A comparison of a silicone wire-reinforced tube with the Parker and polyvinyl chloride tubes for tracheal intubation through an intubating laryngeal mask airway in patients with normal airways undergoing general anesthesia.Anesth Analg. 2008 Sep; 107(3):994-7.A&A
The intubating laryngeal mask airway (ILMA) is used in the management of difficult intubation. Usually, a silicone wire-reinforced tube is inserted for tracheal intubation. Because the silicone wire-reinforced tube is expensive, alternatives, such as polyvinyl chloride (PVC) and posterior beveled Parker tubes, are worth considering. We compared the blind intubation success rates among the silicone wire-reinforced tube, the Parker tube, and the PVC tube, and identified laryngeal structures preventing tracheal intubations through the ILMA.
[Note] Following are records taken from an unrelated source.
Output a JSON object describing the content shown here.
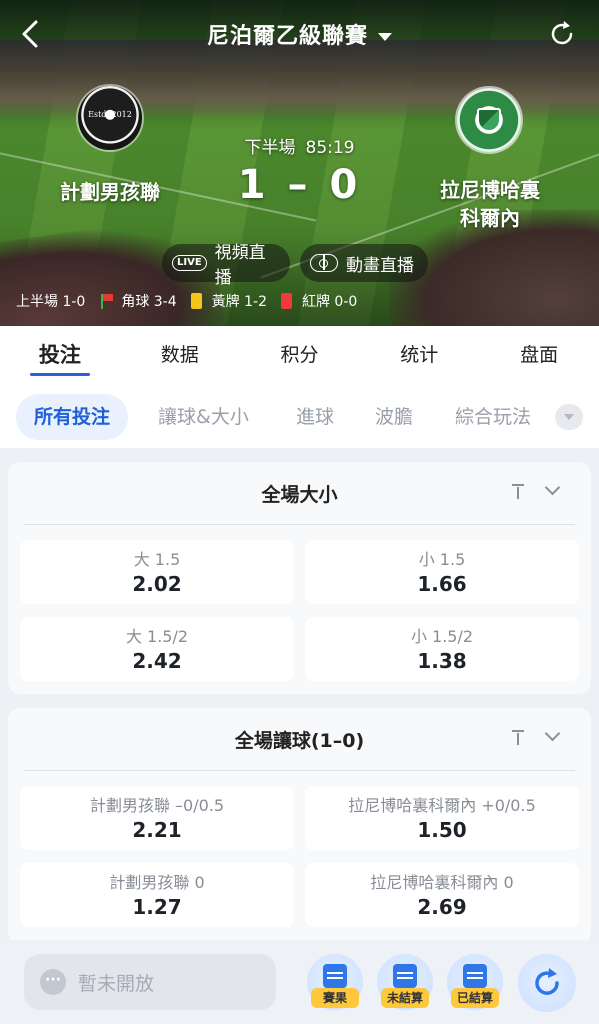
{
  "header": {
    "league_title": "尼泊爾乙級聯賽"
  },
  "match": {
    "home_team": "計劃男孩聯",
    "away_team_line1": "拉尼博哈裏",
    "away_team_line2": "科爾內",
    "home_logo_text": "Estd. 2012",
    "period": "下半場",
    "clock": "85:19",
    "score_home": "1",
    "score_sep": "–",
    "score_away": "0",
    "video_live_label": "視頻直播",
    "video_live_badge": "LIVE",
    "animation_live_label": "動畫直播",
    "stats": {
      "first_half": "上半場 1-0",
      "corners": "角球 3-4",
      "yellow_cards": "黃牌 1-2",
      "red_cards": "紅牌 0-0"
    }
  },
  "main_tabs": [
    "投注",
    "数据",
    "积分",
    "统计",
    "盘面"
  ],
  "sub_tabs": [
    "所有投注",
    "讓球&大小",
    "進球",
    "波膽",
    "綜合玩法"
  ],
  "markets": [
    {
      "title": "全場大小",
      "odds": [
        {
          "label": "大 1.5",
          "value": "2.02"
        },
        {
          "label": "小 1.5",
          "value": "1.66"
        },
        {
          "label": "大 1.5/2",
          "value": "2.42"
        },
        {
          "label": "小 1.5/2",
          "value": "1.38"
        }
      ]
    },
    {
      "title": "全場讓球(1–0)",
      "odds": [
        {
          "label": "計劃男孩聯 –0/0.5",
          "value": "2.21"
        },
        {
          "label": "拉尼博哈裏科爾內 +0/0.5",
          "value": "1.50"
        },
        {
          "label": "計劃男孩聯 0",
          "value": "1.27"
        },
        {
          "label": "拉尼博哈裏科爾內 0",
          "value": "2.69"
        }
      ]
    }
  ],
  "bottom": {
    "chat_placeholder": "暫未開放",
    "results_label": "賽果",
    "unsettled_label": "未結算",
    "settled_label": "已結算"
  },
  "colors": {
    "accent": "#2b5fe0",
    "sub_tab_active_bg": "#e8f1fd",
    "badge_yellow": "#ffc83a",
    "yellow_card": "#f5c518",
    "red_card": "#ef3b3b"
  }
}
Sixty-three adult patients were randomized into three groups: Group I (n = 20) silicone wire-reinforced tube, Group II (n = 21) Parker tube, and Group III (n = 22) PVC tube. Demographic and clinical continuous data were compared with the analysis of variance with the Scheffé test for post hoc analysis. Frequencies and percentages were compared with the chi(2) test.
Tracheal intubation was successful from the first attempt in 18 of 20 patients in Group I (silicone wire-reinforced tube), which was significantly higher than the success rate in either Group II (12 of 22 patients) (Parker tube) or Group III (10 of 21 patients) (PVC tube). With clockwise or anticlockwise rotation of the tracheal tube, the number of successful intubations did not change in Group I, but it increased to 19 of 22 patients in Group II and to 12 of 21 patients in Group III. The rate of successful intubation between patients in Group I (90%) and Group II (86%) was not significantly different after manipulation of the tracheal tube (P = 0.72). However, the rate of successful tracheal intubations in patients of Group III (57%) was significantly lower in comparison to patients in both Group I (P = 0.02) and Group II (P = 0.03). In 3 of the 22 patients of Group II and in 9 of the 21 patients of Group III in whom blind intubation was not possible, the obstruction was due to the epiglottis tubercule.
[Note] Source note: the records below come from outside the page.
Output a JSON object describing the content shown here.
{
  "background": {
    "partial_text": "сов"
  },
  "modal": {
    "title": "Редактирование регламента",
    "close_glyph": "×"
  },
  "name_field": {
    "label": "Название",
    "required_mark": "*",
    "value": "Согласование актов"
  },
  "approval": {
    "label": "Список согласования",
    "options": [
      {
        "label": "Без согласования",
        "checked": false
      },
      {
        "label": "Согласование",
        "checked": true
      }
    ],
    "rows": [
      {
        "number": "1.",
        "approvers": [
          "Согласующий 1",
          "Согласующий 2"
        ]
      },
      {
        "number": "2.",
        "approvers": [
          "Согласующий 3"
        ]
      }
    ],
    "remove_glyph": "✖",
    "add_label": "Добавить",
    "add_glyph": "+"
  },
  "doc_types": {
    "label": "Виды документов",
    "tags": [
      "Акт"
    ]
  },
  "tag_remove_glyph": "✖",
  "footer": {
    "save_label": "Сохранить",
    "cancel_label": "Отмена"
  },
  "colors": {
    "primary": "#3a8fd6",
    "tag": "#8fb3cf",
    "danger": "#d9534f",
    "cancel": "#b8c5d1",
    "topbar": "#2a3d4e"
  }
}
Manipulation improved the success rate of intubation with the Parker tube through the ILMA rendering it a possible alternative to the silicone wire-reinforced tube.